Time and place: Aug 22, 2016 – Aug 26, 2016, Zoology building, Medicinaregatan 18, Gothenburg

ForBio course: Marine Annelids in the Norwegian Sea
Time and place: Sep 4, 2016 – Sep 10, 2016, NTNU, Sletvik Field Station , Norway

SIU and ForBio course: Polypores as tools in forest conservation
Time and place: Sep 19, 2016 – Sep 23, 2016, Lammi Biological Station, Finland

ForBio and UiO: Mycology field course
Time and place: Sep 26, 2016 – Sep 30, 2016, Biological Station Drøbak, Norway

ForBio course: Introduction to Bioinformatics for Biosystematics
Time and place: Oct 3, 2016 – Oct 7, 2016, Biological Station Drøbak, Norway

DEST and ForBio course: Philosophy of Biological Systematics
Time and place: Oct 10, 2016 – Oct 14, 2016, Biological Station Drøbak

DEST and ForBio course: Basics of Taxonomy – describing, illustrating and communicating biodiversity
Time and place: Oct 10, 2016 09:00 AM – Oct 21, 2016 06:00 PM, Zoology house, Medicinaregatan 18, Gothenburg, Sweden

ForBio course: Species Concepts and Species Delimitation
Time and place: Oct 24, 2016 – Oct 28, 2016, NTNU, Trondheim, Norway

SIU and ForBio course: Biodiversity data management and open data
Time and place: Oct 31, 2016 – Nov 4, 2016, Tartu, Estonia

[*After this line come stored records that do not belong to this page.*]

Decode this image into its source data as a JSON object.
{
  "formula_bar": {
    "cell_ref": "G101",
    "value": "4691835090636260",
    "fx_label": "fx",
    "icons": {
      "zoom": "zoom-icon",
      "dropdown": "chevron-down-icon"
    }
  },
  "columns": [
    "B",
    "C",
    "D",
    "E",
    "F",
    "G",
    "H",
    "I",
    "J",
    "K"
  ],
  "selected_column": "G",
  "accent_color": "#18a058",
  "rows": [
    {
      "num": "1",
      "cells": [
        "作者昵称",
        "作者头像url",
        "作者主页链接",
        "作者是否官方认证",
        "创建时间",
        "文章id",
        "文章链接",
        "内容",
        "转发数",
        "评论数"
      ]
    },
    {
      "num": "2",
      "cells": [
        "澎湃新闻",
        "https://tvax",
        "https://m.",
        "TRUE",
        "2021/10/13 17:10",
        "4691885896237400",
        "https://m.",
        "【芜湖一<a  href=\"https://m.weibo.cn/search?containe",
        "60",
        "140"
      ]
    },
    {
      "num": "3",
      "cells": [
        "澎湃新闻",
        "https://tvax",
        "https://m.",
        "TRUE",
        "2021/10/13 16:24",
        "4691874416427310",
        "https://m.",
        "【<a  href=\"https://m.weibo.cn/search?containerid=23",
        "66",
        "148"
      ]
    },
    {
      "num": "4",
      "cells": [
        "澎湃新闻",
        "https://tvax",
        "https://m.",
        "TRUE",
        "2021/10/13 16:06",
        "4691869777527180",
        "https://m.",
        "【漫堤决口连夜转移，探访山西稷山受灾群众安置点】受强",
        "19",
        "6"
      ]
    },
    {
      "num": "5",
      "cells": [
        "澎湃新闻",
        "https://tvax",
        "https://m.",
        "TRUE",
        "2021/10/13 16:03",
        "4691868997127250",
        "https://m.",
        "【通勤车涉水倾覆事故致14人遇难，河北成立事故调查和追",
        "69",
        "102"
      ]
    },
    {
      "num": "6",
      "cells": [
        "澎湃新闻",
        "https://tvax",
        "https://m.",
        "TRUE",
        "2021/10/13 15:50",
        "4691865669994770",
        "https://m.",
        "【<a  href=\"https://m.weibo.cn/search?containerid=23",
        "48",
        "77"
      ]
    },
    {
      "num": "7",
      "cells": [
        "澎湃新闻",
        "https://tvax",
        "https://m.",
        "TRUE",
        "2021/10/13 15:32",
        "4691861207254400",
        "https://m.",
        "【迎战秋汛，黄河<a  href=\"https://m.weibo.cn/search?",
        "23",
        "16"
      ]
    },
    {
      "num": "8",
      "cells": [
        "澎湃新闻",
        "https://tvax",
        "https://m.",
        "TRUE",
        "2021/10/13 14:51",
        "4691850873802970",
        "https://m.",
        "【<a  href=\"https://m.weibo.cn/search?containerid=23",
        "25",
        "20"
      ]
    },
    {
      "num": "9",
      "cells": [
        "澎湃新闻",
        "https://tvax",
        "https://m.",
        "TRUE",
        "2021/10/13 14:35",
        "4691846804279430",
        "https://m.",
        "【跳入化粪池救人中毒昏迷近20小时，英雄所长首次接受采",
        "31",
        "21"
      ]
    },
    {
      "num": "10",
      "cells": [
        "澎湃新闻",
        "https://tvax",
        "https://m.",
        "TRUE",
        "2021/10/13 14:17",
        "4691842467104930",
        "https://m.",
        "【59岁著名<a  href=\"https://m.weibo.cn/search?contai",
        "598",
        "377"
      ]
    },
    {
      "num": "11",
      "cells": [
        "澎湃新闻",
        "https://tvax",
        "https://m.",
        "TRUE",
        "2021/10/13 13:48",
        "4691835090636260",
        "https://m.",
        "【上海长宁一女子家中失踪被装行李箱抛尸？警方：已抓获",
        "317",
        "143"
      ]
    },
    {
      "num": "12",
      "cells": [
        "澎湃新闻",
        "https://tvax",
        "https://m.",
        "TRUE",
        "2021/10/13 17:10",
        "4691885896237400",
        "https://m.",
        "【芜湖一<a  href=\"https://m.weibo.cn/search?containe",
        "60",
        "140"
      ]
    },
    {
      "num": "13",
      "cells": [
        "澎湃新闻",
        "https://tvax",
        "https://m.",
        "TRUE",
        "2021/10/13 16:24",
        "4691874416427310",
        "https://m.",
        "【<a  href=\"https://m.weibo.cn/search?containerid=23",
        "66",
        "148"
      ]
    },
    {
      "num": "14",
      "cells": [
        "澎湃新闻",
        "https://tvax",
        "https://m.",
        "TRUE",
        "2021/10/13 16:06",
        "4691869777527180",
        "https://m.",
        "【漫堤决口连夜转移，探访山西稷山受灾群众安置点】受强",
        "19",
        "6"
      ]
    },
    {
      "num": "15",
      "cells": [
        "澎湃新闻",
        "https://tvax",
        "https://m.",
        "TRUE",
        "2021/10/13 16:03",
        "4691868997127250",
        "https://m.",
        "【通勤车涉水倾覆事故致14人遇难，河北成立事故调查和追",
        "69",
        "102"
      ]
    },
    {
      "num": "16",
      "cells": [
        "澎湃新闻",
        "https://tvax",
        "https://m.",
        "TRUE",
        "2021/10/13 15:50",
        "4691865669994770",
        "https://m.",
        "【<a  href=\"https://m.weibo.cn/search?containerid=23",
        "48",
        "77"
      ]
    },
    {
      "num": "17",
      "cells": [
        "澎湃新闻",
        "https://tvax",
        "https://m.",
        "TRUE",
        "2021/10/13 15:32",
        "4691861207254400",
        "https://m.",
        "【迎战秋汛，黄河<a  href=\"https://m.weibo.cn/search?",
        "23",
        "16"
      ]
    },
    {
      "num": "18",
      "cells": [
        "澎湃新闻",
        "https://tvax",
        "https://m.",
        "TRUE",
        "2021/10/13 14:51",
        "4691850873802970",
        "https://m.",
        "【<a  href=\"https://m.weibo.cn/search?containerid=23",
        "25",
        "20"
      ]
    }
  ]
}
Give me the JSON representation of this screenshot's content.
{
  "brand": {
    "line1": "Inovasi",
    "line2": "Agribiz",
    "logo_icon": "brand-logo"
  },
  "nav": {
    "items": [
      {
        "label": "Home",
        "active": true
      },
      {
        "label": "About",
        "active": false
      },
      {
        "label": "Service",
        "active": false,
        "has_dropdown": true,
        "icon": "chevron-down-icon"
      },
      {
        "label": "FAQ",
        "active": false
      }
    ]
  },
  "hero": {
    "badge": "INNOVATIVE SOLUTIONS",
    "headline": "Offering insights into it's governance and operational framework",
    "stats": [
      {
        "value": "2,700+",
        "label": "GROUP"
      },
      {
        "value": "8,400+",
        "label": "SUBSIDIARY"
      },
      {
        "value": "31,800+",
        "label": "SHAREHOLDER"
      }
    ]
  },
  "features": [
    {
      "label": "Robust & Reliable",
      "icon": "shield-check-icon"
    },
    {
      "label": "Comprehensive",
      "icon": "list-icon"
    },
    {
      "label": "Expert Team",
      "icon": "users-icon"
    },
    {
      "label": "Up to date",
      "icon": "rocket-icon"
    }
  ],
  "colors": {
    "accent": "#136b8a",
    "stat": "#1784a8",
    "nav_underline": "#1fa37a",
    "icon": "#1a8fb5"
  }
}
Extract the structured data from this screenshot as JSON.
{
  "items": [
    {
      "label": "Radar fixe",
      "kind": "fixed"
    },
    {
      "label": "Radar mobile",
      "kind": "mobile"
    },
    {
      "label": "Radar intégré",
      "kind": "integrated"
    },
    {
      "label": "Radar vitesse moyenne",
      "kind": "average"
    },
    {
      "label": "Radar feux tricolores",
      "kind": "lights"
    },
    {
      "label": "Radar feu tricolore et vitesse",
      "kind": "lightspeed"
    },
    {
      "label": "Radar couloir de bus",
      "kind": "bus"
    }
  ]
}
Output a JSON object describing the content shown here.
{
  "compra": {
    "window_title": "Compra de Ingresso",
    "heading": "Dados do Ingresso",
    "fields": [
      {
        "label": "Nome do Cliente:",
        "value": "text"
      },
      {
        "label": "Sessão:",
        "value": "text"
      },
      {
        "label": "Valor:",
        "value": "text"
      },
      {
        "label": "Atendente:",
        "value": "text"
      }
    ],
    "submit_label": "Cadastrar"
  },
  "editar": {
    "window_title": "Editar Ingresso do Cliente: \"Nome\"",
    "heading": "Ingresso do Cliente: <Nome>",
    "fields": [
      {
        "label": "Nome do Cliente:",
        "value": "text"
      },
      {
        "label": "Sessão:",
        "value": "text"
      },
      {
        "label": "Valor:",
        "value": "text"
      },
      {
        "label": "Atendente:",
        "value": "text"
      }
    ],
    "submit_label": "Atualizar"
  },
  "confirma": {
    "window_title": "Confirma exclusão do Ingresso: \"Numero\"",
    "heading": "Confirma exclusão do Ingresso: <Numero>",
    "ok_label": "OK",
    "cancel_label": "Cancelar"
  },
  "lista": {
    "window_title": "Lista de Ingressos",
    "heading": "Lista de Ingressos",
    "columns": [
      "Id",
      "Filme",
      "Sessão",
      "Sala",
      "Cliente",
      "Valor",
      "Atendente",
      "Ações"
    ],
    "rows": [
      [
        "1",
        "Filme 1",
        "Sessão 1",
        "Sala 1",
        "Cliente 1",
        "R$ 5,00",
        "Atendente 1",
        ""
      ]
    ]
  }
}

ForBio course: Phylogenomics
Time and place: Nov 14, 2016 09:00 AM – Nov 18, 2016 05:00 PM, Natural History Museum, University of Oslo